|Cherry coffee berries (www.kealaolafarm.com)|
|Luwak poop (www.wb7.itrademarket.com)|
|World's most expensive coffee (www.artsyspot.com)|
Although I've lived in Indonesia for more than a year, I had never tried this specialty until today. I was walking around the Grand Indonesia Mall in Jakarta with Jackie and her friend Miranda when I spied a Kopi Luwak cafe. Spontaneously, I suggested we go in. The sign on the table reminded us that kopi luak is the world's most expensive coffee; a pound of the stuff apparently goes for $300 in the US. And at certain establishments one cup of this special joe can cost $50. Fortunately for us, this particular cafe was selling it for about $8 a cup, which, while still super expensive for a cup of coffee in Indonesia, is still much cheaper than $50 in the US. So, I ordered one cup for Jackie and me to try.

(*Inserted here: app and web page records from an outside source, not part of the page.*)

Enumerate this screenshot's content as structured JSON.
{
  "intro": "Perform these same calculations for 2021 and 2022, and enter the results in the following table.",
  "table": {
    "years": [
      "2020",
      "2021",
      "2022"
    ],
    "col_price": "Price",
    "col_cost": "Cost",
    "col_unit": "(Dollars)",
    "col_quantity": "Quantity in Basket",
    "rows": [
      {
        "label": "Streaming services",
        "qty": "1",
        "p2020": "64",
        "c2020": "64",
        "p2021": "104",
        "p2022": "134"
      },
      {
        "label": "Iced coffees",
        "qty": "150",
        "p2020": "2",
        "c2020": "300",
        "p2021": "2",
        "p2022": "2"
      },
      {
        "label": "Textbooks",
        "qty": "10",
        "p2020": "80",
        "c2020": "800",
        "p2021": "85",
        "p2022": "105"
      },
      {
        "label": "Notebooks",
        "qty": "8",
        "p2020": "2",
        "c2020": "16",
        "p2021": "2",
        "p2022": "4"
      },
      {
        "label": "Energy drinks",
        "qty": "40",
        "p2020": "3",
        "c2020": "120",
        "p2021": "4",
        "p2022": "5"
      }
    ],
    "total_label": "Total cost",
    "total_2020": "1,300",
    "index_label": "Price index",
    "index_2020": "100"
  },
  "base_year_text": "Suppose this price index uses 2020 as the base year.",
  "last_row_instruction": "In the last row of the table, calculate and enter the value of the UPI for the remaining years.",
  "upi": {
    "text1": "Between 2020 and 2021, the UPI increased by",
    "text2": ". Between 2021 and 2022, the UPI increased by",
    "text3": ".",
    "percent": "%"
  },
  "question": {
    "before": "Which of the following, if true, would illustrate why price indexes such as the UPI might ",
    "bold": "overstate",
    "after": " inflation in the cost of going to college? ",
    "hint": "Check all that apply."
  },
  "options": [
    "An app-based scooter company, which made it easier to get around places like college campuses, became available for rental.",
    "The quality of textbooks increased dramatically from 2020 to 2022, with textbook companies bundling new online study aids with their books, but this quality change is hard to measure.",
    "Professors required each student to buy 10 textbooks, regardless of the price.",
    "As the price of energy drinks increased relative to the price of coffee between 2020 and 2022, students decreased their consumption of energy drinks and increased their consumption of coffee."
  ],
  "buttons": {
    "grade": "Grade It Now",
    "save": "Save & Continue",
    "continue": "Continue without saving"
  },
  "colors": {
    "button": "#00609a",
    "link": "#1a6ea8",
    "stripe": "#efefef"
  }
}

No sooner had we placed our order than we were approached by a camera crew from CNN wondering if they could interview me as I drank my first cup of kopi luwak! What a way to make this special moment even more extraordinary! The woman interviewing me turned out to be Sara Sidner, an international correspondent based in New Delhi who was putting together a multi-day feature on Indonesia that will air November 22nd to 26th. She asked me if I came here today especially to drink kopi luwak (no, it was a spontaneous decision), how I thought it tasted (good...I guess), if I thought it was worth the price (well, maybe just once to try it) and a few other questions. I wonder if my interview will make it on air.
|With Jackie, Miranda and Sara Sidner at Kopi Luwak Cafe|
What I didn't say was how surprised I was that the coffee wasn't freshly brewed. Instead, the waitress came over with an empty mug, a bag of powder and a thermos of hot water. Essentially, she was making instant coffee for me at the table. Really? I'm paying $8 a cup for instant coffee? To her credit, she let us all sniff the contents of the powder bag before she stirred in the water. It smelled aromatic enough. We were then instructed to wait two minutes for the coffee to settle in the mug. The camera crew hovered nearby as Miranda kept an eye on her watch. And then the moment of truth. I raised my mug, inhaled deeply and took my first sip. I was expecting to be wow'ed by its exotic flavor and hints of whoknowswhat but instead it just sort of tasted like regular coffee, albeit a very dark and silky one. I usually don't drink black coffee and had to fight the urge to add milk and sugar. I will say, though, that it had a very nice, clean aftertaste.
If anyone sees us on TV, please let me know!